Funny facts about Iceland
There are many Interesting and Funny Facts About Iceland which could be separated into categories, here are just a few samples. But there is much more.
The People of Iceland
- Most Icelanders do not have a family name (such as Johnson, Smith, etc). Instead children have a given name and then father’s name + son or father’s name + daughter.
Thus: Jon has a son named Thor Jonsson and a daughter named Hafdis Jonsdottir. Thor Jonsson has a son named Bjarni Thorsson and a daughter named Frida Thorsdottir. And so forth, the children of Hafdis Jonsdottir will carry the name of their father but she won't because Icelandic women don’t take the husband’s name when they marry.
- Because they don’t have surnames, Icelanders are listed in the telephone directory alphabetically by first name.
- Because they don’t have surnames, it is not appropriate to call an Icelander by Mr. or Ms. Almost all Icelanders use the first name with everyone, including the president of Iceland.
- Icelanders rank near the top of world nations in the per capita rate of connection to the Internet.
- Iceland has no army, navy, or air force. It does have a Coast Guard.
Icelandic Language and culture
- The Icelandic language is unique, the English word geyser comes from Icelandic, Geysir is the name of a famous geyser in Iceland (which,
sadly, no longer erupts). Icelanders speak the Icelandic language, which is used only in Iceland and among Icelandic expatriates chiefly in Scandinavia and North
- Icelandic is very similar to old Norwegian of about 1,000 years ago.
- There are only about 320,000 Icelanders in the country. About two thirds of them live in the capital Reykjavik and its suburbs.
- According to Icelandic folklore there are 13 santa clause-like trolls who come by during christmas and give small presents to children which they leave in their windows at night.
- roads in Iceland have been moved because they lie too close to large rocks and boulders which are the homes of Icelandic elves.
- Icelandic water is so clean and pure that it is piped into the city and to the kitchen taps in the home without any treatment (no chlorination needed).
- Icelandic homes do not need a water heater or a furnace for heating. Steam and hot water are piped into the city from natural geysers and hot springs for use in homes and buildings.
- Because of its bountiful water supply and many rivers, Iceland has vast reserves of hydroelectric power.

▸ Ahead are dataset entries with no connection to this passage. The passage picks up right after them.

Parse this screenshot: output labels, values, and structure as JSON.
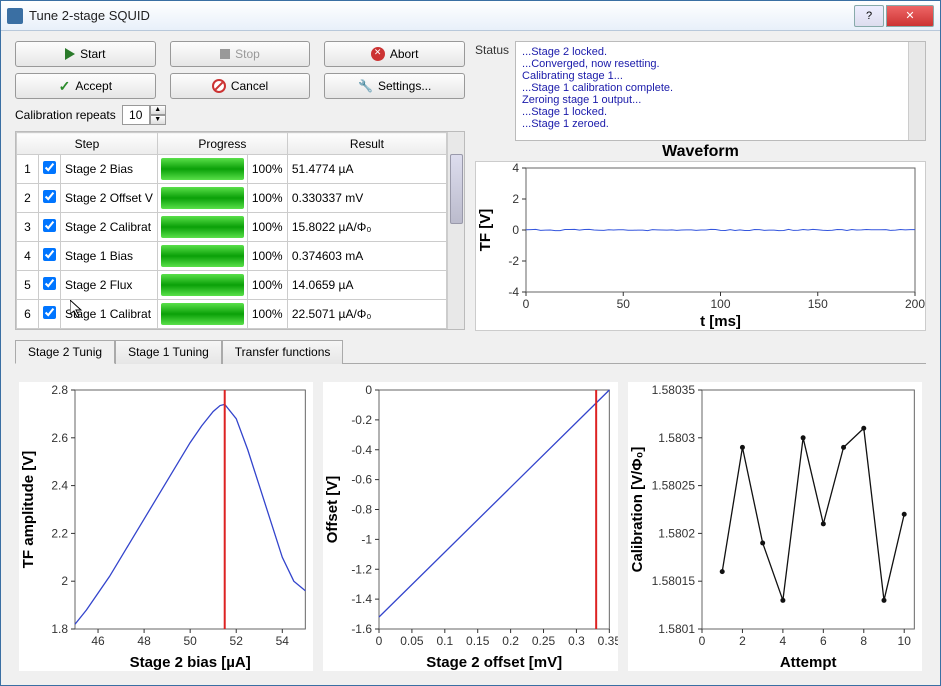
{
  "window": {
    "title": "Tune 2-stage SQUID"
  },
  "buttons": {
    "start": "Start",
    "stop": "Stop",
    "abort": "Abort",
    "accept": "Accept",
    "cancel": "Cancel",
    "settings": "Settings..."
  },
  "calibration": {
    "label": "Calibration repeats",
    "value": "10"
  },
  "status": {
    "label": "Status",
    "lines": [
      "...Stage 2 locked.",
      "...Converged, now resetting.",
      "Calibrating stage 1...",
      "...Stage 1 calibration complete.",
      "Zeroing stage 1 output...",
      "...Stage 1 locked.",
      "...Stage 1 zeroed."
    ]
  },
  "table": {
    "headers": {
      "step": "Step",
      "progress": "Progress",
      "result": "Result"
    },
    "rows": [
      {
        "n": "1",
        "name": "Stage 2 Bias",
        "pct": "100%",
        "result": "51.4774 µA"
      },
      {
        "n": "2",
        "name": "Stage 2 Offset V",
        "pct": "100%",
        "result": "0.330337 mV"
      },
      {
        "n": "3",
        "name": "Stage 2 Calibrat",
        "pct": "100%",
        "result": "15.8022 µA/Φ₀"
      },
      {
        "n": "4",
        "name": "Stage 1 Bias",
        "pct": "100%",
        "result": "0.374603 mA"
      },
      {
        "n": "5",
        "name": "Stage 2 Flux",
        "pct": "100%",
        "result": "14.0659 µA"
      },
      {
        "n": "6",
        "name": "Stage 1 Calibrat",
        "pct": "100%",
        "result": "22.5071 µA/Φ₀"
      }
    ]
  },
  "tabs": {
    "t1": "Stage 2 Tunig",
    "t2": "Stage 1 Tuning",
    "t3": "Transfer functions"
  },
  "chart_data": [
    {
      "type": "line",
      "id": "waveform",
      "title": "Waveform",
      "xlabel": "t [ms]",
      "ylabel": "TF [V]",
      "xlim": [
        0,
        200
      ],
      "ylim": [
        -4,
        4
      ],
      "xticks": [
        0,
        50,
        100,
        150,
        200
      ],
      "yticks": [
        -4,
        -2,
        0,
        2,
        4
      ],
      "series": [
        {
          "name": "TF",
          "y_const": 0,
          "color": "#3355dd"
        }
      ]
    },
    {
      "type": "line",
      "id": "bias",
      "title": "",
      "xlabel": "Stage 2 bias [µA]",
      "ylabel": "TF amplitude [V]",
      "xlim": [
        45,
        55
      ],
      "ylim": [
        1.8,
        2.8
      ],
      "xticks": [
        46,
        48,
        50,
        52,
        54
      ],
      "yticks": [
        1.8,
        2,
        2.2,
        2.4,
        2.6,
        2.8
      ],
      "series": [
        {
          "name": "amp",
          "color": "#3344cc",
          "x": [
            45,
            45.5,
            46,
            46.5,
            47,
            47.5,
            48,
            48.5,
            49,
            49.5,
            50,
            50.5,
            51,
            51.3,
            51.5,
            52,
            52.5,
            53,
            53.5,
            54,
            54.5,
            55
          ],
          "y": [
            1.82,
            1.88,
            1.95,
            2.02,
            2.1,
            2.18,
            2.26,
            2.34,
            2.42,
            2.5,
            2.58,
            2.65,
            2.71,
            2.735,
            2.74,
            2.68,
            2.55,
            2.4,
            2.25,
            2.1,
            2.0,
            1.96
          ]
        }
      ],
      "vline": 51.5
    },
    {
      "type": "line",
      "id": "offset",
      "title": "",
      "xlabel": "Stage 2 offset [mV]",
      "ylabel": "Offset [V]",
      "xlim": [
        0,
        0.35
      ],
      "ylim": [
        -1.6,
        0
      ],
      "xticks": [
        0,
        0.05,
        0.1,
        0.15,
        0.2,
        0.25,
        0.3,
        0.35
      ],
      "yticks": [
        -1.6,
        -1.4,
        -1.2,
        -1.0,
        -0.8,
        -0.6,
        -0.4,
        -0.2,
        0
      ],
      "series": [
        {
          "name": "off",
          "color": "#3344cc",
          "x": [
            0,
            0.35
          ],
          "y": [
            -1.52,
            0.0
          ]
        }
      ],
      "vline": 0.33
    },
    {
      "type": "line",
      "id": "calib",
      "title": "",
      "xlabel": "Attempt",
      "ylabel": "Calibration [V/Φ₀]",
      "xlim": [
        0,
        10.5
      ],
      "ylim": [
        1.5801,
        1.58035
      ],
      "xticks": [
        0,
        2,
        4,
        6,
        8,
        10
      ],
      "yticks": [
        1.5801,
        1.58015,
        1.5802,
        1.58025,
        1.5803,
        1.58035
      ],
      "series": [
        {
          "name": "cal",
          "color": "#111",
          "marker": true,
          "x": [
            1,
            2,
            3,
            4,
            5,
            6,
            7,
            8,
            9,
            10
          ],
          "y": [
            1.58016,
            1.58029,
            1.58019,
            1.58013,
            1.5803,
            1.58021,
            1.58029,
            1.58031,
            1.58013,
            1.58022
          ]
        }
      ]
    }
  ]
}
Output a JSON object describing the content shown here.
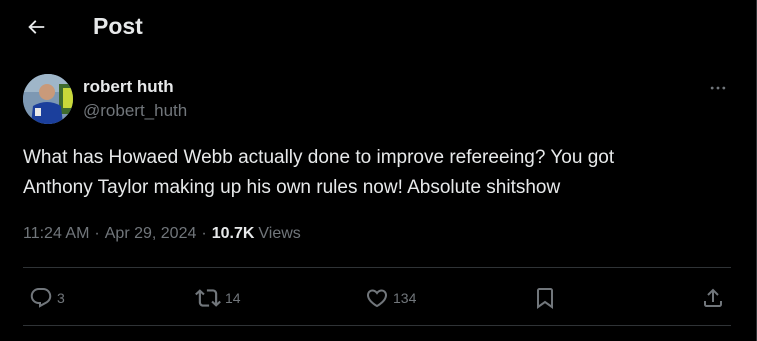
{
  "header": {
    "title": "Post",
    "back_icon": "arrow-left-icon"
  },
  "author": {
    "name": "robert huth",
    "handle": "@robert_huth",
    "avatar_icon": "avatar"
  },
  "post": {
    "text": "What has Howaed Webb actually done to improve refereeing? You got\nAnthony Taylor making up his own rules now! Absolute shitshow",
    "time": "11:24 AM",
    "date": "Apr 29, 2024",
    "views_count": "10.7K",
    "views_label": "Views"
  },
  "actions": {
    "reply_count": "3",
    "repost_count": "14",
    "like_count": "134"
  },
  "colors": {
    "background": "#000000",
    "text_primary": "#e7e9ea",
    "text_secondary": "#71767b",
    "border": "#2f3336"
  }
}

- Electricity is so inexpensive that aluminum ore (bauxite) is shipped in to the country, made into aluminum, and the aluminum ingots are shipped out again. (Smelting aluminum requires vast amounts of electricity.)
- The weather in Iceland is not as cold as you might think. (Winter is a lot colder in Minnesota than it is in Iceland!) The climate is relatively mild because of the influence of the Atlantic Ocean’s Gulf Stream. Average winter daytime temperature in Reykjavik is 31 degrees F. (1 degrees C.)
- Iceland is very green, because there is so much water and the climate is mild. (There are not many trees however.) People like to say that Iceland should be named Greenland and Greenland should be named Iceland.
- Iceland lies just south of the Arctic Circle. Winter nights and summer days are long. On December 21 in the capital, the sun rises at 11:30 a.m. and
sets at 3:30 p.m. On June 21 the sun sets about midnight and rises at 3:00 a.m. It never gets darker than twilight at night during the late spring and early summer.
Hvannadalshnjukur is the tallest mountain in Iceland, 2119 m, Vatnajokull is the largest glacier, 8300 km2, Þjorsa the longest river, 230 km.
Iceland is an island of 103.000 km2 (39,756 sq.miles), with an average height of 500 m above sea level. Its highest peak, Hvannadalshnjúkur, rises to 2.119 m and over 11 per cent of the country is covered by glaciers, including Vatnajökull, the largest in Europe.
When traveling in Iceland you need to be aware of the ever changing weather conditions in Iceland. Iceland weather is typically better than the geological location would imply but there are many things to consider about the weather in Iceland.
Iceland's Scandinavian-type social-market economy combines a capitalist structure and free-market principles with an extensive welfare system. The economy is heavily dependent upon fishing. Despite effort to diversify, particularly into the travel industry, seafood exports continue to account for nearly three-quarters of merchandise exports and approximately half of all foreign exchange earnings.
Icelandic is the national language and is believed to have changed very little from the original tongue spoken by the Norse settlers.
The population of Iceland is about 306,000, growing at the rate of 0,74% per year. About 20,7% of people are under 20 years old, and life expectancy is 80,7 years. Most Icelanders (81%) belong to the National Lutheran Church of Iceland.